We've had a Lockheed C-130 Hercules flying overhead in search of a downed Robinson R66 helicopter.
Around 1:15 p.m. this afternoon, search master Capt. Martin Zimmer said a Canadian Forces C130 Hercules spotter located the crash site of the helicopter... Following that, a Canadian Armed Forces Griffon helicopter was dispatched to the site where two search and rescue technicians were dispatched to look at the incident and they determined at that time that both occupants had not survived the impact. The couple was last seen a week ago — Monday, March, 4 — leaving Sudbury in a Robinson R66 helicopter. They never made it to their destination, a hangar in Fauquier. Over the past week, aircraft from the Royal Canadian Air Force, Canadian Coast Guard and Civil Air Search and Rescue Association have been flying the route searching for the helicopter.

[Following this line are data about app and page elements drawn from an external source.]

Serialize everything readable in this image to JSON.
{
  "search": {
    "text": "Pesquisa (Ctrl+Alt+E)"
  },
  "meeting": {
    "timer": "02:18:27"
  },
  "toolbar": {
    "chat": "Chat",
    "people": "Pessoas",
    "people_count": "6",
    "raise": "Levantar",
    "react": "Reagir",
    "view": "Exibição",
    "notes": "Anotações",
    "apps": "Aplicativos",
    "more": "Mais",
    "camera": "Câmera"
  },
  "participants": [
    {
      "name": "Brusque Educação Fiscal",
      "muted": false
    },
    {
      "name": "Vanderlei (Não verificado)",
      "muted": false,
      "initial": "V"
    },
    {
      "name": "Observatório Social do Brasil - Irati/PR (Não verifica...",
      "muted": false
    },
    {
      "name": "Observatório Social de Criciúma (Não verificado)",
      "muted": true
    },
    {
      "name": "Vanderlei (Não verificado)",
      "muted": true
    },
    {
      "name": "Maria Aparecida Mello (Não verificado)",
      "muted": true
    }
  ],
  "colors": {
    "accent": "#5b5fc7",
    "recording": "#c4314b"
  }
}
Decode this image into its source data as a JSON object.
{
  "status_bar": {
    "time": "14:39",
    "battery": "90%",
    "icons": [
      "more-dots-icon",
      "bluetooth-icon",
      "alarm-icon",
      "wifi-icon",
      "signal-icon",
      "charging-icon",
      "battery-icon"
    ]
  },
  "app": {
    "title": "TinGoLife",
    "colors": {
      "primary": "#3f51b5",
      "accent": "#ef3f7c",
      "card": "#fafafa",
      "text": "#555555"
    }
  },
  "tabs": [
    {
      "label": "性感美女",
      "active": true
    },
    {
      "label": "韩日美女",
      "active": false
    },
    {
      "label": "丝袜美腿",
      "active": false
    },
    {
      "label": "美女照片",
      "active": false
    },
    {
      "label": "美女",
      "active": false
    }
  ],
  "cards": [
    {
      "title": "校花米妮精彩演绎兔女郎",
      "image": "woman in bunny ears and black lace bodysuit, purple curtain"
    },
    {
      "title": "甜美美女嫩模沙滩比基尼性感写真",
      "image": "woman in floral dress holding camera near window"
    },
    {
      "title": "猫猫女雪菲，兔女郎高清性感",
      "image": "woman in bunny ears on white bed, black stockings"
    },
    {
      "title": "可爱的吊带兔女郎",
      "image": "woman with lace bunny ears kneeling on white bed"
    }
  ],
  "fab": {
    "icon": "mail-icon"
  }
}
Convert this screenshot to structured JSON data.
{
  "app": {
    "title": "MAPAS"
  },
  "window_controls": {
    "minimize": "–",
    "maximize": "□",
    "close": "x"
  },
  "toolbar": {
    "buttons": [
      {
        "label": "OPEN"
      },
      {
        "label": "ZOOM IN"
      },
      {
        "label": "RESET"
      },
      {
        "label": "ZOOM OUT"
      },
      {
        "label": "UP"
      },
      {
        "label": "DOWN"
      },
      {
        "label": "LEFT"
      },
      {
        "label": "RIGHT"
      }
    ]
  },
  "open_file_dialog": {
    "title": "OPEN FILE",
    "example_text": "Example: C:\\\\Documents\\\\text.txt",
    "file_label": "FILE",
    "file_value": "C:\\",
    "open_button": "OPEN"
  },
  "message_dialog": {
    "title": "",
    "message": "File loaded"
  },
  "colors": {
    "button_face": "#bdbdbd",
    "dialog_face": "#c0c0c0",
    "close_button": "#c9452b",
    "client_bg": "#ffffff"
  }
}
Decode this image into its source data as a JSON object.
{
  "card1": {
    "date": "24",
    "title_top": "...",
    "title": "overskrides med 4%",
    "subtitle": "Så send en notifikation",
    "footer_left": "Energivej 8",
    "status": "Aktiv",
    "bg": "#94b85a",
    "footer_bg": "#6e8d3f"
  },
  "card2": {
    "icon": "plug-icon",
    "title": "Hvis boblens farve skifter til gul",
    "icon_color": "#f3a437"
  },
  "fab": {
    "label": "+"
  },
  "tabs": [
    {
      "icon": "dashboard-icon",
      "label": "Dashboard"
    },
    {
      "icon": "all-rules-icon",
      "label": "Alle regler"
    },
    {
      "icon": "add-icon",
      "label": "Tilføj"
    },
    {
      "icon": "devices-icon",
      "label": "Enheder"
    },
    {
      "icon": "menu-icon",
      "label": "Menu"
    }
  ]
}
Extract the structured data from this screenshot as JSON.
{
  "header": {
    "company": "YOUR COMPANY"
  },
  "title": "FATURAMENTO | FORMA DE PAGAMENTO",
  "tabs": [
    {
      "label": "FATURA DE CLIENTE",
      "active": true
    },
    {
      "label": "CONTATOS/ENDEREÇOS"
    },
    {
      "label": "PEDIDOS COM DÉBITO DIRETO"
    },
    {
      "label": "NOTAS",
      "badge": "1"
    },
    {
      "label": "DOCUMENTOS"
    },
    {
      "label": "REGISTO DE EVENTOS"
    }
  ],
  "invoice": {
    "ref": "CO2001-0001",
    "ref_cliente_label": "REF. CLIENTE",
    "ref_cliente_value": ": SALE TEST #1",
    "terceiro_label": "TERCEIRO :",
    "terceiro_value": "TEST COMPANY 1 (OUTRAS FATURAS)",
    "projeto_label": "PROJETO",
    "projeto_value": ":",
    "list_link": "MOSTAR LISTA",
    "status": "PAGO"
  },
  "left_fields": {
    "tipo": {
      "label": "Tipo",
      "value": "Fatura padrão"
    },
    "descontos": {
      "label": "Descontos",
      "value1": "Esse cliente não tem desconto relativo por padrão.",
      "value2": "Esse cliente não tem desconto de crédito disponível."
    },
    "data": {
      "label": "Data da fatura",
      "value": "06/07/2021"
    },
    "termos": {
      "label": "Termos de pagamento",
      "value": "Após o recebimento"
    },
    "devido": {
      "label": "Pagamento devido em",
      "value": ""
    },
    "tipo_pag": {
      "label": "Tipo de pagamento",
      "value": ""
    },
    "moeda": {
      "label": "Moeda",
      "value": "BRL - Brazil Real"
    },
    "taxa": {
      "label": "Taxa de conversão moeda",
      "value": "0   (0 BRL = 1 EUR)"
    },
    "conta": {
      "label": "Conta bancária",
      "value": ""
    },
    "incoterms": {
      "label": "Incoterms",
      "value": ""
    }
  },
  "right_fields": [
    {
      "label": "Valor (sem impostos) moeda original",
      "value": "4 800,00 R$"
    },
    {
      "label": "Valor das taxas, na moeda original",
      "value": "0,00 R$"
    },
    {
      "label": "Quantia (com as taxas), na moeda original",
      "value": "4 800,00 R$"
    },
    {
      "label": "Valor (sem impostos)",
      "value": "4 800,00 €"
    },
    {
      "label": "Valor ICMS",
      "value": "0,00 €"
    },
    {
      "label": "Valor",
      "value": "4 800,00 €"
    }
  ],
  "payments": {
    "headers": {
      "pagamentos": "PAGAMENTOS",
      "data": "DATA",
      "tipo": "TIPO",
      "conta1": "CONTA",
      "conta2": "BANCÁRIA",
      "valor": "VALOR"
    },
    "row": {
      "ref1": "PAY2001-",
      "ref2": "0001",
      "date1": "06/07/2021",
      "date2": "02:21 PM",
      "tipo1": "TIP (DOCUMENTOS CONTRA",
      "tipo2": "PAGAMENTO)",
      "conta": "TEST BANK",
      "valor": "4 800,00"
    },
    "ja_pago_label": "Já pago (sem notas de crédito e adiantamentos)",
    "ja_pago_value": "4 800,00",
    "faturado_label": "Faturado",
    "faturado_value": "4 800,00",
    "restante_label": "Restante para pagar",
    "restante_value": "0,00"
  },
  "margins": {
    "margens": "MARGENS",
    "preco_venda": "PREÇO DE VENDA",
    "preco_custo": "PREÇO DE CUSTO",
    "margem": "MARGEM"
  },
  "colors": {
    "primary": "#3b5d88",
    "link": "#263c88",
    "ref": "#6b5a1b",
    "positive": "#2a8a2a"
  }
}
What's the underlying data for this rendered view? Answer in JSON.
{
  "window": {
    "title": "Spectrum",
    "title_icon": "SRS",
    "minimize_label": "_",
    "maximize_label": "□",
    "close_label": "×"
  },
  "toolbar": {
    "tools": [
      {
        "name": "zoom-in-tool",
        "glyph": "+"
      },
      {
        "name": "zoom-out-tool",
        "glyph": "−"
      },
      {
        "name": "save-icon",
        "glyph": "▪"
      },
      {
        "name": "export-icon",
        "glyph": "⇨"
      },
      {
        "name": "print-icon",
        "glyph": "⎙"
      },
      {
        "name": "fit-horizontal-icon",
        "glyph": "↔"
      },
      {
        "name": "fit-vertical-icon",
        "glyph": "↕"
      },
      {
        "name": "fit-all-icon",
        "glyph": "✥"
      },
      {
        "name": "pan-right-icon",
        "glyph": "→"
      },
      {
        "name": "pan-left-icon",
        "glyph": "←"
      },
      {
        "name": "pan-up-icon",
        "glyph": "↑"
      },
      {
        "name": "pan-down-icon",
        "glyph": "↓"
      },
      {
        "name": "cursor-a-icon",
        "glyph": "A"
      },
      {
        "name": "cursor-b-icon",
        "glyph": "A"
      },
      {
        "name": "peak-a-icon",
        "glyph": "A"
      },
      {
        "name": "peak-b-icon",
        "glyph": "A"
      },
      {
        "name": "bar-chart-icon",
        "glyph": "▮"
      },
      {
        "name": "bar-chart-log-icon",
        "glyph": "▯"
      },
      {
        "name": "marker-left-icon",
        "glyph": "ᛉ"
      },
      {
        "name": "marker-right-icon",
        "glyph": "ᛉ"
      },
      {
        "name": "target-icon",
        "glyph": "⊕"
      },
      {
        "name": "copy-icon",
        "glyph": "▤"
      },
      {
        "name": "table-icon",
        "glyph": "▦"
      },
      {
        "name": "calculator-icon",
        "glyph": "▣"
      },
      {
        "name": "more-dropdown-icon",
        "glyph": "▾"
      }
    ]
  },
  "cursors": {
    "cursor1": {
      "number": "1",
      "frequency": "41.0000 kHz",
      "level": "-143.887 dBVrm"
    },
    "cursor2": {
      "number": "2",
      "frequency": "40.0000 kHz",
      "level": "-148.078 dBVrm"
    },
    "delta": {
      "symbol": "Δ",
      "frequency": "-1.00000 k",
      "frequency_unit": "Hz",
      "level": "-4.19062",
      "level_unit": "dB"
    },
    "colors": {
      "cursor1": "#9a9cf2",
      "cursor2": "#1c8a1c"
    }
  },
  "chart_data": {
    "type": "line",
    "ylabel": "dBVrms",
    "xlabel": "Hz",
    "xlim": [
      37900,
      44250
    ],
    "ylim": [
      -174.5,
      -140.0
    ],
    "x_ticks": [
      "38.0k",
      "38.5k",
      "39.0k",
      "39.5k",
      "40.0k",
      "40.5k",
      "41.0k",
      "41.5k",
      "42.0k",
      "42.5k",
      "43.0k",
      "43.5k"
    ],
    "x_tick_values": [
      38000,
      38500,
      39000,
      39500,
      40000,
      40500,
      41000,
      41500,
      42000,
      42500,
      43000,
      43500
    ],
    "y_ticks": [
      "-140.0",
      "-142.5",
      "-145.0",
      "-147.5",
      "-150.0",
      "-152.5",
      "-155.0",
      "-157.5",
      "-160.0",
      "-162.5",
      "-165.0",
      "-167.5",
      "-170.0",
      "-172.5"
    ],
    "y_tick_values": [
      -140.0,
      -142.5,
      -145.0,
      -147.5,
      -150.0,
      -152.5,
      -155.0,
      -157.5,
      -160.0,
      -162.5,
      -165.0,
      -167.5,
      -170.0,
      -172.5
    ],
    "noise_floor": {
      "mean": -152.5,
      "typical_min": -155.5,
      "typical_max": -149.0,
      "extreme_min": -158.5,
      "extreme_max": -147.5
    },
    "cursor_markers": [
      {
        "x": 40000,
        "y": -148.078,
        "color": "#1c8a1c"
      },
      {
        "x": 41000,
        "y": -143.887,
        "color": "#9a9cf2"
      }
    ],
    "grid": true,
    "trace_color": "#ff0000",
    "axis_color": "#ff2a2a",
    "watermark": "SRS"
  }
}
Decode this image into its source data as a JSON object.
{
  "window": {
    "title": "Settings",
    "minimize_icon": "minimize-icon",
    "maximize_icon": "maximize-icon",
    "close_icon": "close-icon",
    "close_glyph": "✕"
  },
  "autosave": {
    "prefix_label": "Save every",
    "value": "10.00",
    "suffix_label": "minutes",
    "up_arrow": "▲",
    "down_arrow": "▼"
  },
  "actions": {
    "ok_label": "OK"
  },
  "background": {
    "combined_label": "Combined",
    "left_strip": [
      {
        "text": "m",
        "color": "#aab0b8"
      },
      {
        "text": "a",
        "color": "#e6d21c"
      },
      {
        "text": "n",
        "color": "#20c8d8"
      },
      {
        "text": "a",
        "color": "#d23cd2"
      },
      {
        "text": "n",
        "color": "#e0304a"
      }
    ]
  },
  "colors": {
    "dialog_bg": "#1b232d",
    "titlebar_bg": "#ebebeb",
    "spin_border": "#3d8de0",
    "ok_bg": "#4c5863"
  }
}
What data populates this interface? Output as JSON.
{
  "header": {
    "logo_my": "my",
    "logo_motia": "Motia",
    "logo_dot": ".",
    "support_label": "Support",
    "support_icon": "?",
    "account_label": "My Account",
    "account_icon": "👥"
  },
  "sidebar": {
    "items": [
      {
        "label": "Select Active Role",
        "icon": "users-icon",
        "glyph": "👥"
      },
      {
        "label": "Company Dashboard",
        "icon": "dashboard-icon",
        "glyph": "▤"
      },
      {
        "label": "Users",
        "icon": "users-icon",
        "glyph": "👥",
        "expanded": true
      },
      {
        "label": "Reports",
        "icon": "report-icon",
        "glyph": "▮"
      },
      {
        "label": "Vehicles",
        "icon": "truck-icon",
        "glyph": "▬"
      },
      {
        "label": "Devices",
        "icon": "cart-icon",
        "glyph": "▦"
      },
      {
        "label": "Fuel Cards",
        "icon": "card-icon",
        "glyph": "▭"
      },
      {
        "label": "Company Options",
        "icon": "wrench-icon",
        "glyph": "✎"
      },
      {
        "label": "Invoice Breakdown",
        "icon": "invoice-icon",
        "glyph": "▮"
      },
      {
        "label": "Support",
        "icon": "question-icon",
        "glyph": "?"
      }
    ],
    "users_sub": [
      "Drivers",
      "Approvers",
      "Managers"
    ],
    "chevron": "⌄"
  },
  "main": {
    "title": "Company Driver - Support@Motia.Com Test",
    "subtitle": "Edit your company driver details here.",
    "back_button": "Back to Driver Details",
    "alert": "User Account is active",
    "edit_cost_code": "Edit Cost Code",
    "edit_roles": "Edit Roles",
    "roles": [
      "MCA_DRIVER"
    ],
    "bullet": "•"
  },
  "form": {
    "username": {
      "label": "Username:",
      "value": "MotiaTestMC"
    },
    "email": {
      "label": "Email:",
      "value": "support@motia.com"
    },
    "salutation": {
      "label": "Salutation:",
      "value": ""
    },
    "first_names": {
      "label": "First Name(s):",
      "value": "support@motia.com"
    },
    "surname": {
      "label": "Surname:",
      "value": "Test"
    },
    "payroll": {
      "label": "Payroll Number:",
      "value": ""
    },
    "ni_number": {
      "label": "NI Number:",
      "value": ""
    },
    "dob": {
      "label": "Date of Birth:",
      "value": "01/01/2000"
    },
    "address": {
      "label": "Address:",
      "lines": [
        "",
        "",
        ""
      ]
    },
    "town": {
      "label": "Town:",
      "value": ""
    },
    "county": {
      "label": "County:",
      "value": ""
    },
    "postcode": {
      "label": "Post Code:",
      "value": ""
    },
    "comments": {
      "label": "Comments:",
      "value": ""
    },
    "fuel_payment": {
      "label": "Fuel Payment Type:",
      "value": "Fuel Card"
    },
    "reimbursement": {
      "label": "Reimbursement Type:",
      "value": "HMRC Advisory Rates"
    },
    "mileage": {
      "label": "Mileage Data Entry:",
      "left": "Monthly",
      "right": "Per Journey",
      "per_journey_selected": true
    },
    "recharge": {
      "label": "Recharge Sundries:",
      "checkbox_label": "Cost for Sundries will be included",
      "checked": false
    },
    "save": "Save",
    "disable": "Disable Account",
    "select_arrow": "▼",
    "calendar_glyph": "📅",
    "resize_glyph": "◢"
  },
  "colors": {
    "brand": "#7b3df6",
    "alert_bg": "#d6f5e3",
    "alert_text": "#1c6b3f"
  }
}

Crews in a Canadian Armed Forces Hercules aircraft spotted the site of a helicopter crash, circled in red, March 11, 2019. It was found 35 nautical miles from Nicole (47) and Jody Blais' (49) destination, a hangar in Fauquier
HD Photo: https://wawa-news.com/wp-content/upl...6.20.14-PM.png
A friend had spoken to Jody recently, who raved about how he could go beyond the R66's maximum speed of 259 km/hr (160 mph) in cold dense winter air at down to -30C.
April 5, 2018- NEW ZEALAND
Robinson Helicopter Co's passenger warning is 'bizarre', says expert... The safety notice warns that "carrying a passenger in and of itself increases risk because passengers add workload and distractions."
Robinson helicopters make up 35 per cent of the New Zealand fleet but 49 per cent of accidents, 64 per cent of fatal crashes and all seven fatal mast-bump
Tom McCready explains in video, the unrecoverable mast bumping
tendency with Robinson's unique 3-pivot rotor hub... Air speed should be limited to 70 knots
(80 mph) when encountering significant turbulence to avoid a catastrophic mast bumping scenario.